# EXERCISE INSTRUCTIONS
Using the entries that follow, collect the lines where the word "text" appears.

*** Opening of SOURCE MATERIAL ***

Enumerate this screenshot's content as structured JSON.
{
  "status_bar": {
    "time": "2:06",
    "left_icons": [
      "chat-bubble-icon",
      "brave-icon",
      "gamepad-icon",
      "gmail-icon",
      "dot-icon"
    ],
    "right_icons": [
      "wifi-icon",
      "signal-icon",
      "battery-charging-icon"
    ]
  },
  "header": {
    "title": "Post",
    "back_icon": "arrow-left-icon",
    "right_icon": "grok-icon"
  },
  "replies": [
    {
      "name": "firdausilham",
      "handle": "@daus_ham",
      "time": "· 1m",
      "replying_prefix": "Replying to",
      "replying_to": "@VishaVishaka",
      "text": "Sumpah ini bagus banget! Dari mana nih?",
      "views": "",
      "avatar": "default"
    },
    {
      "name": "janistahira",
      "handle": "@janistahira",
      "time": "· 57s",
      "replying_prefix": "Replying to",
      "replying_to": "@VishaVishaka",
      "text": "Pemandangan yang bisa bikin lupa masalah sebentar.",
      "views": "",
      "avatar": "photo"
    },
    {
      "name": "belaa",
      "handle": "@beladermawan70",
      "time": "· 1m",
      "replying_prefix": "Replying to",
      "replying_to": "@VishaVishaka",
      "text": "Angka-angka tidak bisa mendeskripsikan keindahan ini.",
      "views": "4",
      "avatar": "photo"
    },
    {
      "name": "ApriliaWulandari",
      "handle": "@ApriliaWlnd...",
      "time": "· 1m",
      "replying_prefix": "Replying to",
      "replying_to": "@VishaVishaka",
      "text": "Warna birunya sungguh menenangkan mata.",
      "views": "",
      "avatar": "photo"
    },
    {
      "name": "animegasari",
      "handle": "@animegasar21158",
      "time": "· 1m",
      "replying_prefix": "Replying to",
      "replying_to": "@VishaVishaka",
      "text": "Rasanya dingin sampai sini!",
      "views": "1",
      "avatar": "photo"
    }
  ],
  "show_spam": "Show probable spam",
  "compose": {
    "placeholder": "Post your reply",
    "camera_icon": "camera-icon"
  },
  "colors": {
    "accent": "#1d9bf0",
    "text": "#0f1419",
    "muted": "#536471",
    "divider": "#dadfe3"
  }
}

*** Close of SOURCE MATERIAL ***

# WRITTEN SOLUTION
      "text": "Sumpah ini bagus banget! Dari mana nih?",
      "text": "Pemandangan yang bisa bikin lupa masalah sebentar.",
      "text": "Angka-angka tidak bisa mendeskripsikan keindahan ini.",
      "text": "Warna birunya sungguh menenangkan mata.",
      "text": "Rasanya dingin sampai sini!",
    "text": "#0f1419",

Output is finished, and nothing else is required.